WASHINGTON D.C. - Montana Republican Sen. Steve Daines is reaching across the aisle to Democratic Senator Elizabeth Warren of Massachusetts to introduce a bill to address gambling addiction among service members.
The Gambling Addiction Prevention act would require the Department of Defense to begin tracking gambling disorder in its health assessments.
The DOD would also develop policies and programs to prevent and treat gambling problems among service members.
According to the National Council on Problem Gambling, an estimated 56,000 active duty service members may meet the criteria for gambling disorder.
“Countless service members and veterans suffer from gambling addiction,” stated Daines. “Under this bipartisan bill, these men and women can get the help they need to get back on the right track.”
“Gambling addiction among our service members and veterans is a serious problem and it’s time our military gave this issue the attention it deserves,” stated Warren. “I’m pleased to work with Senator Daines on a bill that ensures our service members get the right kind of prevention and treatment for gambling disorder—the men and women who serve our country deserve nothing less.”

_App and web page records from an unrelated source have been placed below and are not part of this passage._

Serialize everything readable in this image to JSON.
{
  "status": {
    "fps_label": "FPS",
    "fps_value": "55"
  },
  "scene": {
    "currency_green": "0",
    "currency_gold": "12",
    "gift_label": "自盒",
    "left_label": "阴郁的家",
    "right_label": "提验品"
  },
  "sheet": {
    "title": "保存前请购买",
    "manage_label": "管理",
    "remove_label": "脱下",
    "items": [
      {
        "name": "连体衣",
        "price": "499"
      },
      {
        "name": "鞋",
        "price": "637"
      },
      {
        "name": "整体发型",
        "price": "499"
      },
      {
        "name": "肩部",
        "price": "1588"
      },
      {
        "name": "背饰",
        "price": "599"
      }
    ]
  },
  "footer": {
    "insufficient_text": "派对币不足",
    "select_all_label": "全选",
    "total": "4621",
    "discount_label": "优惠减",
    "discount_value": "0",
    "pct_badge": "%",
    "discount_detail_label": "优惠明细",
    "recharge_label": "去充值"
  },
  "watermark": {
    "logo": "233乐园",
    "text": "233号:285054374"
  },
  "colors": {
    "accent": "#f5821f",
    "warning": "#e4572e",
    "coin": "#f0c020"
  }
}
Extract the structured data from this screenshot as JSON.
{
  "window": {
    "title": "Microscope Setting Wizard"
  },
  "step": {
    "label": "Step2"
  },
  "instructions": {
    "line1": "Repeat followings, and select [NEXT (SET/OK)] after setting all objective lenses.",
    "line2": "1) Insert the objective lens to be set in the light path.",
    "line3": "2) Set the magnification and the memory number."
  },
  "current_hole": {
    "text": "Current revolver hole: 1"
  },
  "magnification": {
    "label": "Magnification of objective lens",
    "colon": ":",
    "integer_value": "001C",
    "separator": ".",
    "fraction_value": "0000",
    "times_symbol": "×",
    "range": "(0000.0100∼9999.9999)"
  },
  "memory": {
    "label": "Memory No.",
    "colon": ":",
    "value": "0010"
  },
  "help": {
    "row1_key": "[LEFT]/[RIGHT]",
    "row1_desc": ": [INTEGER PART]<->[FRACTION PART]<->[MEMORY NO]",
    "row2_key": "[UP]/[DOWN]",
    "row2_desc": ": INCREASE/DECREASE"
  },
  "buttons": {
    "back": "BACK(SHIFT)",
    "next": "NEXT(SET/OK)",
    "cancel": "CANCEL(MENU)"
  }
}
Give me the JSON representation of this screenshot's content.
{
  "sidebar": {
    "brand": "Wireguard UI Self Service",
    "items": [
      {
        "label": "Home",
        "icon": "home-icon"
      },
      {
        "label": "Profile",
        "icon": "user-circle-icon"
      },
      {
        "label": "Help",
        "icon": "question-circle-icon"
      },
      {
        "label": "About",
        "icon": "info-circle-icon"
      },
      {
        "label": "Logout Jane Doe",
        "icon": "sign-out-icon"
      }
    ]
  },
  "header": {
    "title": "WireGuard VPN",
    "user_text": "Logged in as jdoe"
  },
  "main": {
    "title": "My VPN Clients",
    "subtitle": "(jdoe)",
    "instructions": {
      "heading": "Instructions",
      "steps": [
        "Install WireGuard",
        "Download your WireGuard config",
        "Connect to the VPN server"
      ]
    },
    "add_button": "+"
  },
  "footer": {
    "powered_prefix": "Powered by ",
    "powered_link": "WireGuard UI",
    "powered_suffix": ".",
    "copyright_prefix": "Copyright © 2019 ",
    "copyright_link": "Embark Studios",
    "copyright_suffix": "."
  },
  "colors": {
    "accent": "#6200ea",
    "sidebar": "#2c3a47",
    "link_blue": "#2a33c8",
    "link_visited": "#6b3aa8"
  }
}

A 2017 study by the Government Accountability Office (GAO), found that despite having over 3,000 slot machines on military installations across the world, DOD does not systematically screen military personnel for gambling disorder.
In its report, the GAO recommended that the DOD incorporate questions on gambling disorder in its annual health assessments and DOD-wide surveys in order to better understand the prevalence of gambling disorder in the military and improve the military’s ability to offer treatment.
The Gambling Addiction Prevention Act implements the GAO’s recommendations by requiring the DOD to include gambling disorder screening questions in health assessments for members of the armed forces and in other survey and research efforts.
The bill also requires the DOD to develop policies and programs to prevent and treat gambling problems, in coordination with other behavioral health efforts.
On military sites where gambling activities take place, such policies and programs would include provision of educational materials and promotion of responsible behavior.
The legislation is endorsed by the National Council on Problem Gambling, Association of Problem Gambling Administrators, National Center for Responsible Gaming, Massachusetts Council on Compulsive Gambling, and Montana Council on Problem Gambling.